The District of Columbia conducted its own bike-lane study, published last year, and Goodno was pleased to see that the findings of the national study mirrored the district’s. “Residents, whether they bike or not, see [barriers] as valuable assets for their neighborhood. They want to see us investing in more of them, and they believe it improves bicycle safety. And the data, particularly in this [national] study, back this up.”
The national survey is based on an analysis of 168 hours of video that tracked the behaviors of roughly 16,000 cyclists and almost 20,000 vehicles. Residents were also surveyed by mail, with more than 2,000 responses received, and more than 1,000 cyclists were intercepted along their commutes for interviews.
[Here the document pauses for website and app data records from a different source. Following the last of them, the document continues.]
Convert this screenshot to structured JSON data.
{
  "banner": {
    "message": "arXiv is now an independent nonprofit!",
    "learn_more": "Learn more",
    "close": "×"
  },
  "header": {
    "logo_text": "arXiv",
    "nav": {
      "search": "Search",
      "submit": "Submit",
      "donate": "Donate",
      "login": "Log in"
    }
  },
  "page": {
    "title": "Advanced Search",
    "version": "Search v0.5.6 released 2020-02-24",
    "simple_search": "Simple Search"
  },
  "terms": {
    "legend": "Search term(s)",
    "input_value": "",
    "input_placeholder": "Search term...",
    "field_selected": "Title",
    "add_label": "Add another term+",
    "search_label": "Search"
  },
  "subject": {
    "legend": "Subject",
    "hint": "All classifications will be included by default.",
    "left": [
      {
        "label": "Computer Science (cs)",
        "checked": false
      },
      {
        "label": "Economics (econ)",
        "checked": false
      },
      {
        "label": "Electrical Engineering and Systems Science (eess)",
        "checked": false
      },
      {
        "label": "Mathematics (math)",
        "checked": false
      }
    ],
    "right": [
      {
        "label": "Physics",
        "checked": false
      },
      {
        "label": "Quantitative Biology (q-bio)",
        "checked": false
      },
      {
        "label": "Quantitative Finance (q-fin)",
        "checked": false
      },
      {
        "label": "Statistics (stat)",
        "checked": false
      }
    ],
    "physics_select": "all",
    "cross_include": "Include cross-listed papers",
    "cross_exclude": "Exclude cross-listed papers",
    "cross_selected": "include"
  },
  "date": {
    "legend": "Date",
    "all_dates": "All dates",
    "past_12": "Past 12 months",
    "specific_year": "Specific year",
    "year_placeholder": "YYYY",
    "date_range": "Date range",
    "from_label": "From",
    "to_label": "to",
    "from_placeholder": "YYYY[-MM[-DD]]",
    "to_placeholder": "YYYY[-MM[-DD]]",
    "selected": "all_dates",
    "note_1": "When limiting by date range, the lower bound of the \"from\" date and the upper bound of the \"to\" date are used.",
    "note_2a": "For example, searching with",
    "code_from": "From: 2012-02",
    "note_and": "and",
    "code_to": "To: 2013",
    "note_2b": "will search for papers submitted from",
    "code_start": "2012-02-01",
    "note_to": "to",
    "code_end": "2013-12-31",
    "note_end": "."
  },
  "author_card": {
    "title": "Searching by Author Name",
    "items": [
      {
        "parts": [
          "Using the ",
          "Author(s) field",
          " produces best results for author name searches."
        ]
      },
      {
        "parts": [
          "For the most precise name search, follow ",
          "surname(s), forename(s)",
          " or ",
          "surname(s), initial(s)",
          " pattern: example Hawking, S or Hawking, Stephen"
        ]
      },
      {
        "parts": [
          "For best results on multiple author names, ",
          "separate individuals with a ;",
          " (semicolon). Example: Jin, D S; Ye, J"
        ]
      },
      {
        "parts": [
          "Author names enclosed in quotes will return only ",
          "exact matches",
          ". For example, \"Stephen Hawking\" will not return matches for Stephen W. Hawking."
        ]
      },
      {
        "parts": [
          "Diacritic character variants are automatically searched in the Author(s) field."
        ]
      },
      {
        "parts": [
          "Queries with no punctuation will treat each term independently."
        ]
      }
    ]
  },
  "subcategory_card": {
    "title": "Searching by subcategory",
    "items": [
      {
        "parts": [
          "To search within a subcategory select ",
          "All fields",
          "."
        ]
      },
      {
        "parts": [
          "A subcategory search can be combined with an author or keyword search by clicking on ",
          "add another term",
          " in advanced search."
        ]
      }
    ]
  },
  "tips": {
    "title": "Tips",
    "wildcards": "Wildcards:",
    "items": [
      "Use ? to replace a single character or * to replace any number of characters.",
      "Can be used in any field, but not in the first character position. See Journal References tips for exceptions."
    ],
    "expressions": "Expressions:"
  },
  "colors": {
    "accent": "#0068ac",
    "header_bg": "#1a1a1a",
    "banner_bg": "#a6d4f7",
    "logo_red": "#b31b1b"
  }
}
“One hundred sixty eight hours of video and there were no crashes, just a few precautionary maneuvers where someone had to brake or swerve out of the way,” says Goodno, marveling at the depth of the research. “I think it really points to the value of the protected bike lanes.” The depth of the survey was particularly useful because individual cities often lack the budget to staff intersections in order to count and intercept cyclists, he says.
The national study found that the installation of a protected bike lane instantly resulted in more cyclists taking advantage of the route. For example, on Dearborn Street in Chicago, a 1.2 mi, two-way track resulted in a 171 percent increase in cyclist traffic within one year.
The study also found that the type of barrier used doesn’t matter as much as 50 to 75 percent of respondents expressed some level of comfort with all of these types. But the far less-expensive alternative, a line of plastic flexible posts, was received just as well, the research reveals.
The removal of parking spaces on a street to make room for protected lanes generated the greatest concern among respondents. Even when a minimal amount of parking was eliminated, about half of the respondents had a negative perception of the bike lanes.
Yet the construction of protected bike lanes was seen as desirable even outside of urban settings, within neighborhoods. Only 14 percent felt the lanes had a negative impact there; 43 percent saw it as a positive.
While there were no crashes between bikes and cars during the study’s time frame, the question of how to handle the fact that sometimes cars are turning at intersections while bikes intend to drive through remains thorny. One expensive but almost foolproof option exists in Chicago, where cyclists have their own traffic signals. Other cities use a limited-entry method that requires turning vehicles to enter a mixed-use lane; bikes continue forward on such a lane while cars turn right, avoiding the bicyclists. This method seems to have a clear benefit, though the study that found that in Portland, where such a system is used, the bicyclists did not handle the intersection correctly, so additional outreach about the method is required.
Monsere sees the intersection portion of this study as a first step; additional research on the relative benefits of different intersection arrangements is required. “We looked at intersections and how they performed, but there wasn’t enough information about the safety of the different intersection designs yet,” he says. “There are some clear indications about which designs might work better and do a better job of absorbing traffic, but there are still some unanswered questions.”
The next step for engineers like Monsere and advocates like Roskowski and Goodno is to determine the best way to integrate these bike lanes with already-existing transportation options in a city. “There’s a realization that streets are for moving people, not just cars, and the engineering world is being asked to move quickly to meet that demand,” Roskowski says. “The design manuals of 2020 are going to look a lot different than the manuals of 2010.”